PROBLEM TO WORK ON: Only the pictures are dropped. Restate each line below word for word.

(Records excerpted from a collection)
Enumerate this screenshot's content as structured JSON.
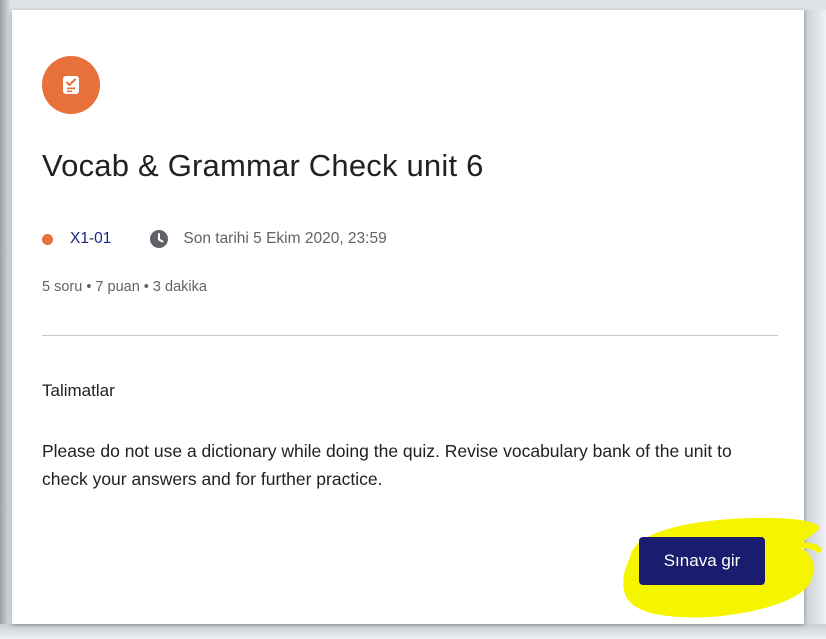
{
  "assignment": {
    "title": "Vocab & Grammar Check unit 6",
    "icon": "quiz-icon",
    "class_name": "X1-01",
    "due_text": "Son tarihi 5 Ekim 2020, 23:59",
    "stats": "5 soru • 7 puan • 3 dakika",
    "instructions_heading": "Talimatlar",
    "instructions_body": "Please do not use a dictionary while doing the quiz. Revise vocabulary bank of the unit to check your answers and for further practice.",
    "start_label": "Sınava gir"
  },
  "colors": {
    "accent_orange": "#e8703a",
    "button_navy": "#1a1c6e",
    "highlight_yellow": "#f5f500"
  }
}
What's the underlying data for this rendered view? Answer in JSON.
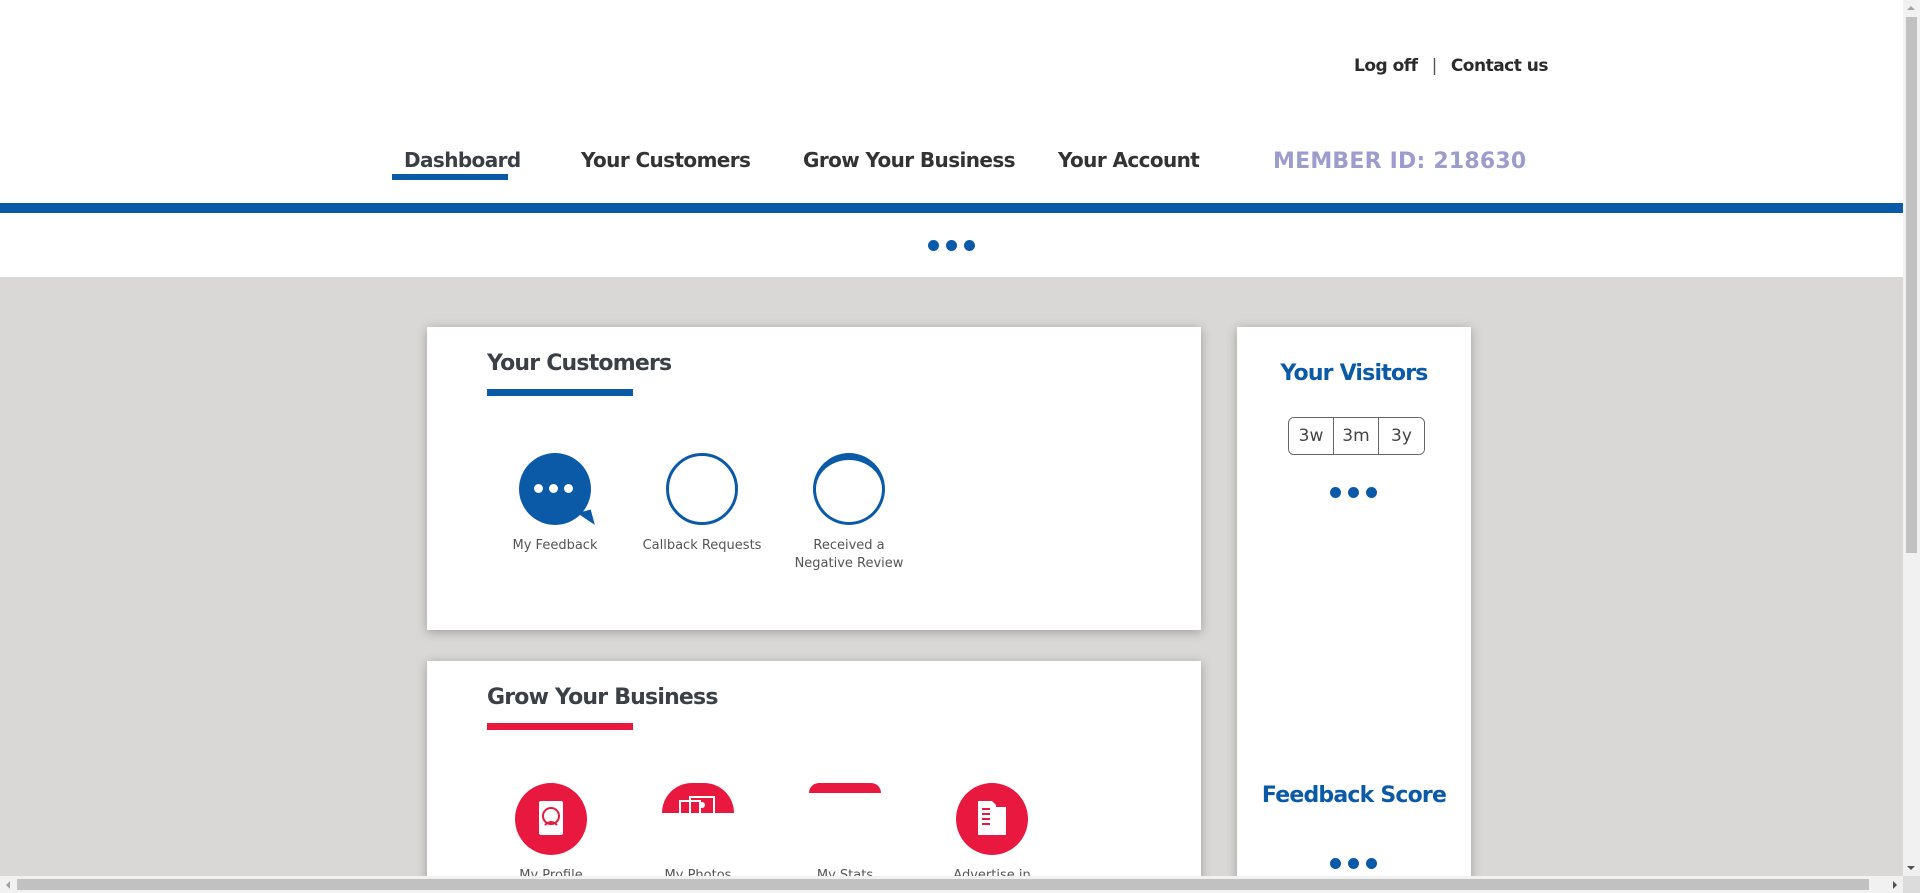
{
  "header": {
    "log_off": "Log off",
    "separator": "|",
    "contact_us": "Contact us"
  },
  "nav": {
    "items": [
      {
        "label": "Dashboard",
        "active": true
      },
      {
        "label": "Your Customers"
      },
      {
        "label": "Grow Your Business"
      },
      {
        "label": "Your Account"
      }
    ],
    "member_id": "MEMBER ID: 218630"
  },
  "customers_card": {
    "title": "Your Customers",
    "accent": "#0b5aa8",
    "tiles": [
      {
        "label": "My Feedback",
        "icon": "chat-bubble-icon"
      },
      {
        "label": "Callback Requests",
        "icon": "circle-outline-icon"
      },
      {
        "label": "Received a Negative Review",
        "icon": "circle-outline-icon"
      }
    ]
  },
  "grow_card": {
    "title": "Grow Your Business",
    "accent": "#e8183f",
    "tiles": [
      {
        "label": "My Profile",
        "icon": "profile-icon"
      },
      {
        "label": "My Photos",
        "icon": "photos-icon"
      },
      {
        "label": "My Stats",
        "icon": "stats-icon"
      },
      {
        "label": "Advertise in",
        "icon": "advertise-icon"
      }
    ]
  },
  "visitors_card": {
    "title": "Your Visitors",
    "ranges": [
      "3w",
      "3m",
      "3y"
    ],
    "feedback_title": "Feedback Score"
  },
  "colors": {
    "brand_blue": "#0b5aa8",
    "brand_red": "#e8183f",
    "member_id": "#9c9ccd",
    "background_grey": "#d9d8d6"
  }
}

REPLY TO THE EXERCISE:
Enumerate this screenshot's content as structured JSON.
{
  "assignment": {
    "title": "Vocab & Grammar Check unit 6",
    "icon": "quiz-icon",
    "class_name": "X1-01",
    "due_text": "Son tarihi 5 Ekim 2020, 23:59",
    "stats": "5 soru • 7 puan • 3 dakika",
    "instructions_heading": "Talimatlar",
    "instructions_body": "Please do not use a dictionary while doing the quiz. Revise vocabulary bank of the unit to check your answers and for further practice.",
    "start_label": "Sınava gir"
  },
  "colors": {
    "accent_orange": "#e8703a",
    "button_navy": "#1a1c6e",
    "highlight_yellow": "#f5f500"
  }
}
What's the underlying data for this rendered view? Answer in JSON.
{
  "header": {
    "log_off": "Log off",
    "separator": "|",
    "contact_us": "Contact us"
  },
  "nav": {
    "items": [
      {
        "label": "Dashboard",
        "active": true
      },
      {
        "label": "Your Customers"
      },
      {
        "label": "Grow Your Business"
      },
      {
        "label": "Your Account"
      }
    ],
    "member_id": "MEMBER ID: 218630"
  },
  "customers_card": {
    "title": "Your Customers",
    "accent": "#0b5aa8",
    "tiles": [
      {
        "label": "My Feedback",
        "icon": "chat-bubble-icon"
      },
      {
        "label": "Callback Requests",
        "icon": "circle-outline-icon"
      },
      {
        "label": "Received a Negative Review",
        "icon": "circle-outline-icon"
      }
    ]
  },
  "grow_card": {
    "title": "Grow Your Business",
    "accent": "#e8183f",
    "tiles": [
      {
        "label": "My Profile",
        "icon": "profile-icon"
      },
      {
        "label": "My Photos",
        "icon": "photos-icon"
      },
      {
        "label": "My Stats",
        "icon": "stats-icon"
      },
      {
        "label": "Advertise in",
        "icon": "advertise-icon"
      }
    ]
  },
  "visitors_card": {
    "title": "Your Visitors",
    "ranges": [
      "3w",
      "3m",
      "3y"
    ],
    "feedback_title": "Feedback Score"
  },
  "colors": {
    "brand_blue": "#0b5aa8",
    "brand_red": "#e8183f",
    "member_id": "#9c9ccd",
    "background_grey": "#d9d8d6"
  }
}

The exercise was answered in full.